The problem is that people don't want to risk making less money, so economic politics involves blocking/obstructing changes that will indeed lower costs. More people could get health care, and Medicare could be expanded in that it would be affordable to taxpayers due to low costs; but more expensive insurers and health care providers will obstruct it to maintain a system where people are terrorized into paying such high rates and costs- and then the politicians will keep arguing over whether or not to boost the markets even more with government subsidies/insurance; and the result will be that many people will just continue to not get health care because they don't fall into the privileged classes of those who are covered and can afford out-of-pocket costs because of their jobs, social-welfare entitlements, etc.
What should happen, though, is to work at lowering all the costs involved by working more efficiently and lowering the wages/income/prices of everyone involved. Then, when the costs are low enough, it will not be a burden to taxpayers to fund Medicare-for-All to lend money and/or subsidize those who can't afford to pay the otherwise-low costs.

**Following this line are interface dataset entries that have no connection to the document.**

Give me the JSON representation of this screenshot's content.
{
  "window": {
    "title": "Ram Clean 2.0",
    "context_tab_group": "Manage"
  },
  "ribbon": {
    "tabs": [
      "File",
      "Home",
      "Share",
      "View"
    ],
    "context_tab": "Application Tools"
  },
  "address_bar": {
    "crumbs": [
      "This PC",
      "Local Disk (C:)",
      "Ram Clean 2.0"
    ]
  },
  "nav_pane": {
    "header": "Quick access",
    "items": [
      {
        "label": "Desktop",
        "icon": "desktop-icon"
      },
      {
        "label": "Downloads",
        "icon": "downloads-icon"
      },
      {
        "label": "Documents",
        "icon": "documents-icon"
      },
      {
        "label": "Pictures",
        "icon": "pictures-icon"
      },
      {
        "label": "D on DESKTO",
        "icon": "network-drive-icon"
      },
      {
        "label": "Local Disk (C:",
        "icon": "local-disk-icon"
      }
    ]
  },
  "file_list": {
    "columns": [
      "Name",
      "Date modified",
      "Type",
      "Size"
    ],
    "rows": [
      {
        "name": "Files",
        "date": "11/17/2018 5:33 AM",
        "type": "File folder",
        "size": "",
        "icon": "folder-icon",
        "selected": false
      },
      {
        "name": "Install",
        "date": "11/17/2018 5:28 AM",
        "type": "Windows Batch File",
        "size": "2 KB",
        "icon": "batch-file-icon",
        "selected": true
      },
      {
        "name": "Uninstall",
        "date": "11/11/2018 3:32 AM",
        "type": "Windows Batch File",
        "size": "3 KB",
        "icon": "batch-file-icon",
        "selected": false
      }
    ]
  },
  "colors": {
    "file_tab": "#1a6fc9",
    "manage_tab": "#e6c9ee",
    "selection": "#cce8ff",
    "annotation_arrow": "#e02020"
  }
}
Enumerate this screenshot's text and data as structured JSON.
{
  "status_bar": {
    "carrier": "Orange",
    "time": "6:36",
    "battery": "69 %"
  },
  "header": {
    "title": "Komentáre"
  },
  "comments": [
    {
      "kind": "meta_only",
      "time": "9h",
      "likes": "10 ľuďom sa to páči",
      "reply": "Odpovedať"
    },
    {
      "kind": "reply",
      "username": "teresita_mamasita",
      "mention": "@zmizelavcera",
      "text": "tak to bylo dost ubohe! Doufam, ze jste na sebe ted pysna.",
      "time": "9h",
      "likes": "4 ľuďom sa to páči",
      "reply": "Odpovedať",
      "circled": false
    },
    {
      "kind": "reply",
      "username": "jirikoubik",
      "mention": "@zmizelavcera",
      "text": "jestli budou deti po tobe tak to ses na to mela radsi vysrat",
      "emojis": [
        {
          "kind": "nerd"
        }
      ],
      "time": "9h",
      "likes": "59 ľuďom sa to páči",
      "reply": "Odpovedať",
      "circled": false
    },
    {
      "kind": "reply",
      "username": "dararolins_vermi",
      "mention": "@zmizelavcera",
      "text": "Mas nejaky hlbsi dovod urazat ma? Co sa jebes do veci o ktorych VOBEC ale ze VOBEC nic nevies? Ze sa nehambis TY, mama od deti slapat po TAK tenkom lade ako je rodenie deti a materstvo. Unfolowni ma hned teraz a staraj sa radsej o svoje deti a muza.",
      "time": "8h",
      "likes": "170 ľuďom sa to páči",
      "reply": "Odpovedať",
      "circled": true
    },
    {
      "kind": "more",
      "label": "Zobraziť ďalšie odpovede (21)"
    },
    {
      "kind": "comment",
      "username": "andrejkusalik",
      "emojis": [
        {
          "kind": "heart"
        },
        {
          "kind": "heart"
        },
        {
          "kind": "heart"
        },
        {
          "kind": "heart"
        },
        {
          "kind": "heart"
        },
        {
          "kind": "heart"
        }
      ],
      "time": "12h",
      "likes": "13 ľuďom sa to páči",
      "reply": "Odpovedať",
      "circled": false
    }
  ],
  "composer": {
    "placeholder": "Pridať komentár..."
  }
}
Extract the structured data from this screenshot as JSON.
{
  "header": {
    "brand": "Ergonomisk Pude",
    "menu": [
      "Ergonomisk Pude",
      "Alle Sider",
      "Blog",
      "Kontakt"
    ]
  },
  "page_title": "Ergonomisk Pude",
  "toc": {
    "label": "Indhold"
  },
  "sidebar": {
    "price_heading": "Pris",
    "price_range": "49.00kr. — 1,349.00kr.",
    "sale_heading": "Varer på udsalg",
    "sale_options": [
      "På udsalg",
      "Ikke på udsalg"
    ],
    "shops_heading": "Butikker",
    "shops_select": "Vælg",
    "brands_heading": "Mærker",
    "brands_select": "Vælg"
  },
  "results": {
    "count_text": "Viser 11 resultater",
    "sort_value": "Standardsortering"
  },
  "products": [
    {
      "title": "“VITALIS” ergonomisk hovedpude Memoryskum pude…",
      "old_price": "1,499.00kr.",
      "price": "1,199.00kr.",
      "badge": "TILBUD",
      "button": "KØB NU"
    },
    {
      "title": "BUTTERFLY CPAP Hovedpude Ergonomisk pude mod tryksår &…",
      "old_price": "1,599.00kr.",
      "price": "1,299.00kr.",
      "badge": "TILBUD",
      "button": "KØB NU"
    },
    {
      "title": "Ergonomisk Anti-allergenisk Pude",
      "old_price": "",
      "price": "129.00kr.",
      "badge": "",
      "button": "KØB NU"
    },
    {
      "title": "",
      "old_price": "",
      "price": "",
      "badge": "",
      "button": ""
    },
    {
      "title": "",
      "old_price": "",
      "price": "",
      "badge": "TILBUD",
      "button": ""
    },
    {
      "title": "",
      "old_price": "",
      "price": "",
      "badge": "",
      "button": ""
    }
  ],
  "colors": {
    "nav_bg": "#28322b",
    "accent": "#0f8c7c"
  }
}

To get those costs down, however, people are going to have to take a lot of liberties to allow more educational access for less, allow people to work in health care part-time for lower hourly wages, and hold people who can't afford to pay accountable for their utilization by keeping track of their debts and only forgiving/subsidizing certain utilization costs while creating new ways of holding them accountable for others, such as work-programs and/or debtors' prisons. It sounds harsh and cruel, but it is just a question of what it takes to deter people with no financial accountability from wasting resources and shirking responsibility to prevent utilization by taking better care of themselves, their diets, etc.